The European Commission said Wednesday it would send Germany a final warning before it would sue over a law allowing Deutsche Telekom AG to keep rivals off its high-speed broadband network.
The EU's executive arm has long threatened to take Berlin to the European Court of Justice as the country prepared and adopted a law that gave Deutsche Telekom a de facto monopoly on a glass-fiber DSL internet network it built to allow it recoup the cost without sharing the infrastructure with rivals.
EU spokesman Martin Selmayr said Germany had one month to make changes to the law before the telecoms regulators would decide to launch court action in June.
The final warning letter _ called a reasoned opinion _ will be sent in the next few days, he said.
EU Telecom Commissioner Viviane Reding said in February that the German law was an attempt to stifle competition in a crucial sector of the economy.
But Germany's Economy Ministry countered at the time that the new law creates "a balance between the necessary strengthening of competition and the concerns of companies that are willing to invest."
Rulings from the EU's highest court could force Germany to change the law or eventually risk fines.
The former German state-owned telephone company plans to roll out a high-speed optical fiber network that will transmit data up to 20 times faster than current offerings.

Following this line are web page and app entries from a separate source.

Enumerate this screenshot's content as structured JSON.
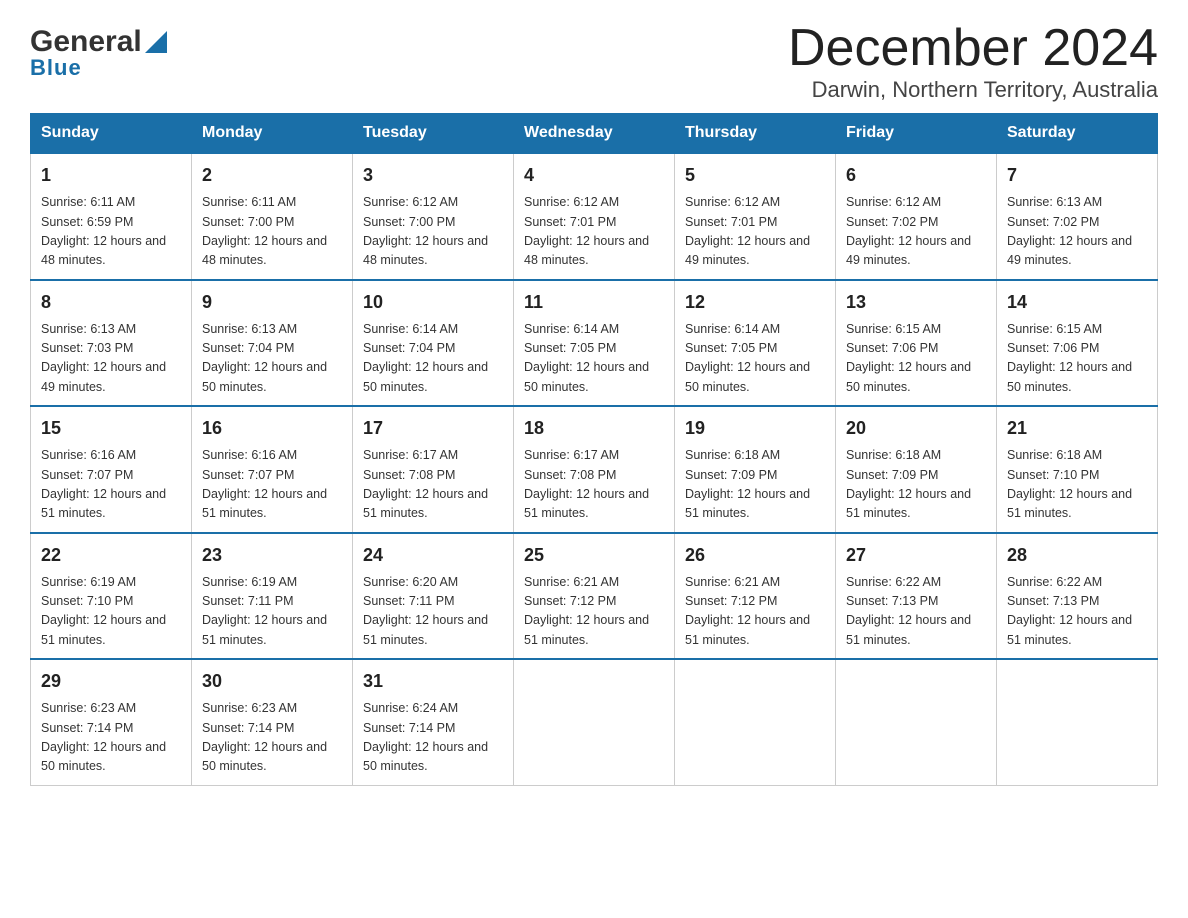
{
  "logo": {
    "general": "General",
    "blue": "Blue"
  },
  "title": "December 2024",
  "subtitle": "Darwin, Northern Territory, Australia",
  "days_header": [
    "Sunday",
    "Monday",
    "Tuesday",
    "Wednesday",
    "Thursday",
    "Friday",
    "Saturday"
  ],
  "weeks": [
    [
      {
        "day": "1",
        "sunrise": "6:11 AM",
        "sunset": "6:59 PM",
        "daylight": "12 hours and 48 minutes."
      },
      {
        "day": "2",
        "sunrise": "6:11 AM",
        "sunset": "7:00 PM",
        "daylight": "12 hours and 48 minutes."
      },
      {
        "day": "3",
        "sunrise": "6:12 AM",
        "sunset": "7:00 PM",
        "daylight": "12 hours and 48 minutes."
      },
      {
        "day": "4",
        "sunrise": "6:12 AM",
        "sunset": "7:01 PM",
        "daylight": "12 hours and 48 minutes."
      },
      {
        "day": "5",
        "sunrise": "6:12 AM",
        "sunset": "7:01 PM",
        "daylight": "12 hours and 49 minutes."
      },
      {
        "day": "6",
        "sunrise": "6:12 AM",
        "sunset": "7:02 PM",
        "daylight": "12 hours and 49 minutes."
      },
      {
        "day": "7",
        "sunrise": "6:13 AM",
        "sunset": "7:02 PM",
        "daylight": "12 hours and 49 minutes."
      }
    ],
    [
      {
        "day": "8",
        "sunrise": "6:13 AM",
        "sunset": "7:03 PM",
        "daylight": "12 hours and 49 minutes."
      },
      {
        "day": "9",
        "sunrise": "6:13 AM",
        "sunset": "7:04 PM",
        "daylight": "12 hours and 50 minutes."
      },
      {
        "day": "10",
        "sunrise": "6:14 AM",
        "sunset": "7:04 PM",
        "daylight": "12 hours and 50 minutes."
      },
      {
        "day": "11",
        "sunrise": "6:14 AM",
        "sunset": "7:05 PM",
        "daylight": "12 hours and 50 minutes."
      },
      {
        "day": "12",
        "sunrise": "6:14 AM",
        "sunset": "7:05 PM",
        "daylight": "12 hours and 50 minutes."
      },
      {
        "day": "13",
        "sunrise": "6:15 AM",
        "sunset": "7:06 PM",
        "daylight": "12 hours and 50 minutes."
      },
      {
        "day": "14",
        "sunrise": "6:15 AM",
        "sunset": "7:06 PM",
        "daylight": "12 hours and 50 minutes."
      }
    ],
    [
      {
        "day": "15",
        "sunrise": "6:16 AM",
        "sunset": "7:07 PM",
        "daylight": "12 hours and 51 minutes."
      },
      {
        "day": "16",
        "sunrise": "6:16 AM",
        "sunset": "7:07 PM",
        "daylight": "12 hours and 51 minutes."
      },
      {
        "day": "17",
        "sunrise": "6:17 AM",
        "sunset": "7:08 PM",
        "daylight": "12 hours and 51 minutes."
      },
      {
        "day": "18",
        "sunrise": "6:17 AM",
        "sunset": "7:08 PM",
        "daylight": "12 hours and 51 minutes."
      },
      {
        "day": "19",
        "sunrise": "6:18 AM",
        "sunset": "7:09 PM",
        "daylight": "12 hours and 51 minutes."
      },
      {
        "day": "20",
        "sunrise": "6:18 AM",
        "sunset": "7:09 PM",
        "daylight": "12 hours and 51 minutes."
      },
      {
        "day": "21",
        "sunrise": "6:18 AM",
        "sunset": "7:10 PM",
        "daylight": "12 hours and 51 minutes."
      }
    ],
    [
      {
        "day": "22",
        "sunrise": "6:19 AM",
        "sunset": "7:10 PM",
        "daylight": "12 hours and 51 minutes."
      },
      {
        "day": "23",
        "sunrise": "6:19 AM",
        "sunset": "7:11 PM",
        "daylight": "12 hours and 51 minutes."
      },
      {
        "day": "24",
        "sunrise": "6:20 AM",
        "sunset": "7:11 PM",
        "daylight": "12 hours and 51 minutes."
      },
      {
        "day": "25",
        "sunrise": "6:21 AM",
        "sunset": "7:12 PM",
        "daylight": "12 hours and 51 minutes."
      },
      {
        "day": "26",
        "sunrise": "6:21 AM",
        "sunset": "7:12 PM",
        "daylight": "12 hours and 51 minutes."
      },
      {
        "day": "27",
        "sunrise": "6:22 AM",
        "sunset": "7:13 PM",
        "daylight": "12 hours and 51 minutes."
      },
      {
        "day": "28",
        "sunrise": "6:22 AM",
        "sunset": "7:13 PM",
        "daylight": "12 hours and 51 minutes."
      }
    ],
    [
      {
        "day": "29",
        "sunrise": "6:23 AM",
        "sunset": "7:14 PM",
        "daylight": "12 hours and 50 minutes."
      },
      {
        "day": "30",
        "sunrise": "6:23 AM",
        "sunset": "7:14 PM",
        "daylight": "12 hours and 50 minutes."
      },
      {
        "day": "31",
        "sunrise": "6:24 AM",
        "sunset": "7:14 PM",
        "daylight": "12 hours and 50 minutes."
      },
      null,
      null,
      null,
      null
    ]
  ],
  "labels": {
    "sunrise": "Sunrise:",
    "sunset": "Sunset:",
    "daylight": "Daylight:"
  }
}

The plan is to provide Germany's 50 largest cities high-speed broadband lines by 2007. Berlin had agreed with Deutsche Telekom's argument that it could only make a decent profit on the network if it was exempt from any requirement to offer its lines to rivals.
However, the Commission points to Deutsche Telekom's heavy share of the German market as already giving it a major advantage over other companies. It controls more than 9 million telephone lines out of the country's 12.9 million connections.